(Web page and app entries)
━━━━━━━━━━━━━━━━━━━━

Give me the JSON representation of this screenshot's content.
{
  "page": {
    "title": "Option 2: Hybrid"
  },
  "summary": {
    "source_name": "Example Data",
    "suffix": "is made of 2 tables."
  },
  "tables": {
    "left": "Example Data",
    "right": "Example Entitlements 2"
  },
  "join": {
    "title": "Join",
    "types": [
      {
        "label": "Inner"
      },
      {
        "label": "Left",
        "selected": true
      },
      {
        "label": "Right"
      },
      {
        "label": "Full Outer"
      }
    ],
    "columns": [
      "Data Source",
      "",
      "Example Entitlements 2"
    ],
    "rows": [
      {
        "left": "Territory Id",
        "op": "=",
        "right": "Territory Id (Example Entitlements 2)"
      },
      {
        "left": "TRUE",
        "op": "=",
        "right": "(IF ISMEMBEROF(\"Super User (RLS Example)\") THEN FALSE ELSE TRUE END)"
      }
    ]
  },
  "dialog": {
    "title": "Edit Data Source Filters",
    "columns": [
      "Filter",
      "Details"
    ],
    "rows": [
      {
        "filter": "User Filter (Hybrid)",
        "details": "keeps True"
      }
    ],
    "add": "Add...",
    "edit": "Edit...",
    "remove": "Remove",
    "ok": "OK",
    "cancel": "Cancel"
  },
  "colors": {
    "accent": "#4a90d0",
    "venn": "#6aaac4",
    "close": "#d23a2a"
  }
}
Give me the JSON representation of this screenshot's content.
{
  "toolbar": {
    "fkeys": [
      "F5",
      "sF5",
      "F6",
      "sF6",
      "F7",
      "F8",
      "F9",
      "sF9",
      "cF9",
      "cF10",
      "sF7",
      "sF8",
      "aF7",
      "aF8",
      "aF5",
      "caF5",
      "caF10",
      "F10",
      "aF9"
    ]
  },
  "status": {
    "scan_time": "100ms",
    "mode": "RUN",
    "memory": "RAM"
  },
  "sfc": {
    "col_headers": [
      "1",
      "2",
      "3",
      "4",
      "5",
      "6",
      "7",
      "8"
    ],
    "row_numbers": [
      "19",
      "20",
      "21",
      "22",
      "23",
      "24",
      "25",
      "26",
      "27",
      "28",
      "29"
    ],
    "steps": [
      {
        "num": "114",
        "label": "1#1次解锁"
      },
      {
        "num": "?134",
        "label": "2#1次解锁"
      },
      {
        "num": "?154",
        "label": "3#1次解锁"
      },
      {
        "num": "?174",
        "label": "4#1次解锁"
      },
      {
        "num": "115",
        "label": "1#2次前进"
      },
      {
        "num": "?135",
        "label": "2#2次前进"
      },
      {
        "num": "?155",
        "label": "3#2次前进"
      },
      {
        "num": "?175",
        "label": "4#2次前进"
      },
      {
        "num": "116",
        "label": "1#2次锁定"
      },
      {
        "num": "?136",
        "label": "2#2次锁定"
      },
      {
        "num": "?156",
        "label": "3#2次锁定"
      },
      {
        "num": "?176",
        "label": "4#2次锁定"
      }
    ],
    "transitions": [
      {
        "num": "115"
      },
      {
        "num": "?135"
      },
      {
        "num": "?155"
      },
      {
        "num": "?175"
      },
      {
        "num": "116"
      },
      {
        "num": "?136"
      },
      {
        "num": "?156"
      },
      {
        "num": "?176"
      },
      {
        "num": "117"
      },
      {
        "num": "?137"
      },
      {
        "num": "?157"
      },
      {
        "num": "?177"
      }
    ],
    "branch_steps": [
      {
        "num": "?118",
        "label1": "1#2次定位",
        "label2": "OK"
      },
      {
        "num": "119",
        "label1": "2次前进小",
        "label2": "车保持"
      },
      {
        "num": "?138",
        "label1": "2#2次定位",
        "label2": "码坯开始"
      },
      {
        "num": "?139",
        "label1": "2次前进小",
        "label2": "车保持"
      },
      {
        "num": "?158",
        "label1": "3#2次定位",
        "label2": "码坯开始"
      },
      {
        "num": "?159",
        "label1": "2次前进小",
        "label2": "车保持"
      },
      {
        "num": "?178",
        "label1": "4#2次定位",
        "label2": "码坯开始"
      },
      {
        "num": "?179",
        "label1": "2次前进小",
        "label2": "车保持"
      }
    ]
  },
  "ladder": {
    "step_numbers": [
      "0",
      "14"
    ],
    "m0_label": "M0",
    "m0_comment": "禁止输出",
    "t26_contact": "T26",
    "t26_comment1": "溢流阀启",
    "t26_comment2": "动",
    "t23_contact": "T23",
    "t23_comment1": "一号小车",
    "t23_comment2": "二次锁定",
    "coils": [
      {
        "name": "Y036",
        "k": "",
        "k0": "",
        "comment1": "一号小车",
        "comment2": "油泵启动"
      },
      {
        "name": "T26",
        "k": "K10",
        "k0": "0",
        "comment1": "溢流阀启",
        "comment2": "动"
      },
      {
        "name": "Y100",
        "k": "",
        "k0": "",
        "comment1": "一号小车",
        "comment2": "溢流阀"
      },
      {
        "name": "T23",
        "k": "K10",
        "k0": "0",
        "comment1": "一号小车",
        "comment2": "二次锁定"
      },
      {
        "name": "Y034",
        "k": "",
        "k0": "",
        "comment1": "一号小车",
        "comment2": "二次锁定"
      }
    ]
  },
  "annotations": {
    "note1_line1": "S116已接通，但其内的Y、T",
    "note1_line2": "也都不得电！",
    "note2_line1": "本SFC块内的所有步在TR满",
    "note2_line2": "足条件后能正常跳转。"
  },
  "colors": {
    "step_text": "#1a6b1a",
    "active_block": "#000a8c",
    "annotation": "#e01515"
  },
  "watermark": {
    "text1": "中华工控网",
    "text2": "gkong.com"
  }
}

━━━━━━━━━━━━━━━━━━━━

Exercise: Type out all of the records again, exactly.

Response to the task:
Give me the JSON representation of this screenshot's content.
{
  "page": {
    "title": "Option 2: Hybrid"
  },
  "summary": {
    "source_name": "Example Data",
    "suffix": "is made of 2 tables."
  },
  "tables": {
    "left": "Example Data",
    "right": "Example Entitlements 2"
  },
  "join": {
    "title": "Join",
    "types": [
      {
        "label": "Inner"
      },
      {
        "label": "Left",
        "selected": true
      },
      {
        "label": "Right"
      },
      {
        "label": "Full Outer"
      }
    ],
    "columns": [
      "Data Source",
      "",
      "Example Entitlements 2"
    ],
    "rows": [
      {
        "left": "Territory Id",
        "op": "=",
        "right": "Territory Id (Example Entitlements 2)"
      },
      {
        "left": "TRUE",
        "op": "=",
        "right": "(IF ISMEMBEROF(\"Super User (RLS Example)\") THEN FALSE ELSE TRUE END)"
      }
    ]
  },
  "dialog": {
    "title": "Edit Data Source Filters",
    "columns": [
      "Filter",
      "Details"
    ],
    "rows": [
      {
        "filter": "User Filter (Hybrid)",
        "details": "keeps True"
      }
    ],
    "add": "Add...",
    "edit": "Edit...",
    "remove": "Remove",
    "ok": "OK",
    "cancel": "Cancel"
  },
  "colors": {
    "accent": "#4a90d0",
    "venn": "#6aaac4",
    "close": "#d23a2a"
  }
}
Give me the JSON representation of this screenshot's content.
{
  "toolbar": {
    "fkeys": [
      "F5",
      "sF5",
      "F6",
      "sF6",
      "F7",
      "F8",
      "F9",
      "sF9",
      "cF9",
      "cF10",
      "sF7",
      "sF8",
      "aF7",
      "aF8",
      "aF5",
      "caF5",
      "caF10",
      "F10",
      "aF9"
    ]
  },
  "status": {
    "scan_time": "100ms",
    "mode": "RUN",
    "memory": "RAM"
  },
  "sfc": {
    "col_headers": [
      "1",
      "2",
      "3",
      "4",
      "5",
      "6",
      "7",
      "8"
    ],
    "row_numbers": [
      "19",
      "20",
      "21",
      "22",
      "23",
      "24",
      "25",
      "26",
      "27",
      "28",
      "29"
    ],
    "steps": [
      {
        "num": "114",
        "label": "1#1次解锁"
      },
      {
        "num": "?134",
        "label": "2#1次解锁"
      },
      {
        "num": "?154",
        "label": "3#1次解锁"
      },
      {
        "num": "?174",
        "label": "4#1次解锁"
      },
      {
        "num": "115",
        "label": "1#2次前进"
      },
      {
        "num": "?135",
        "label": "2#2次前进"
      },
      {
        "num": "?155",
        "label": "3#2次前进"
      },
      {
        "num": "?175",
        "label": "4#2次前进"
      },
      {
        "num": "116",
        "label": "1#2次锁定"
      },
      {
        "num": "?136",
        "label": "2#2次锁定"
      },
      {
        "num": "?156",
        "label": "3#2次锁定"
      },
      {
        "num": "?176",
        "label": "4#2次锁定"
      }
    ],
    "transitions": [
      {
        "num": "115"
      },
      {
        "num": "?135"
      },
      {
        "num": "?155"
      },
      {
        "num": "?175"
      },
      {
        "num": "116"
      },
      {
        "num": "?136"
      },
      {
        "num": "?156"
      },
      {
        "num": "?176"
      },
      {
        "num": "117"
      },
      {
        "num": "?137"
      },
      {
        "num": "?157"
      },
      {
        "num": "?177"
      }
    ],
    "branch_steps": [
      {
        "num": "?118",
        "label1": "1#2次定位",
        "label2": "OK"
      },
      {
        "num": "119",
        "label1": "2次前进小",
        "label2": "车保持"
      },
      {
        "num": "?138",
        "label1": "2#2次定位",
        "label2": "码坯开始"
      },
      {
        "num": "?139",
        "label1": "2次前进小",
        "label2": "车保持"
      },
      {
        "num": "?158",
        "label1": "3#2次定位",
        "label2": "码坯开始"
      },
      {
        "num": "?159",
        "label1": "2次前进小",
        "label2": "车保持"
      },
      {
        "num": "?178",
        "label1": "4#2次定位",
        "label2": "码坯开始"
      },
      {
        "num": "?179",
        "label1": "2次前进小",
        "label2": "车保持"
      }
    ]
  },
  "ladder": {
    "step_numbers": [
      "0",
      "14"
    ],
    "m0_label": "M0",
    "m0_comment": "禁止输出",
    "t26_contact": "T26",
    "t26_comment1": "溢流阀启",
    "t26_comment2": "动",
    "t23_contact": "T23",
    "t23_comment1": "一号小车",
    "t23_comment2": "二次锁定",
    "coils": [
      {
        "name": "Y036",
        "k": "",
        "k0": "",
        "comment1": "一号小车",
        "comment2": "油泵启动"
      },
      {
        "name": "T26",
        "k": "K10",
        "k0": "0",
        "comment1": "溢流阀启",
        "comment2": "动"
      },
      {
        "name": "Y100",
        "k": "",
        "k0": "",
        "comment1": "一号小车",
        "comment2": "溢流阀"
      },
      {
        "name": "T23",
        "k": "K10",
        "k0": "0",
        "comment1": "一号小车",
        "comment2": "二次锁定"
      },
      {
        "name": "Y034",
        "k": "",
        "k0": "",
        "comment1": "一号小车",
        "comment2": "二次锁定"
      }
    ]
  },
  "annotations": {
    "note1_line1": "S116已接通，但其内的Y、T",
    "note1_line2": "也都不得电！",
    "note2_line1": "本SFC块内的所有步在TR满",
    "note2_line2": "足条件后能正常跳转。"
  },
  "colors": {
    "step_text": "#1a6b1a",
    "active_block": "#000a8c",
    "annotation": "#e01515"
  },
  "watermark": {
    "text1": "中华工控网",
    "text2": "gkong.com"
  }
}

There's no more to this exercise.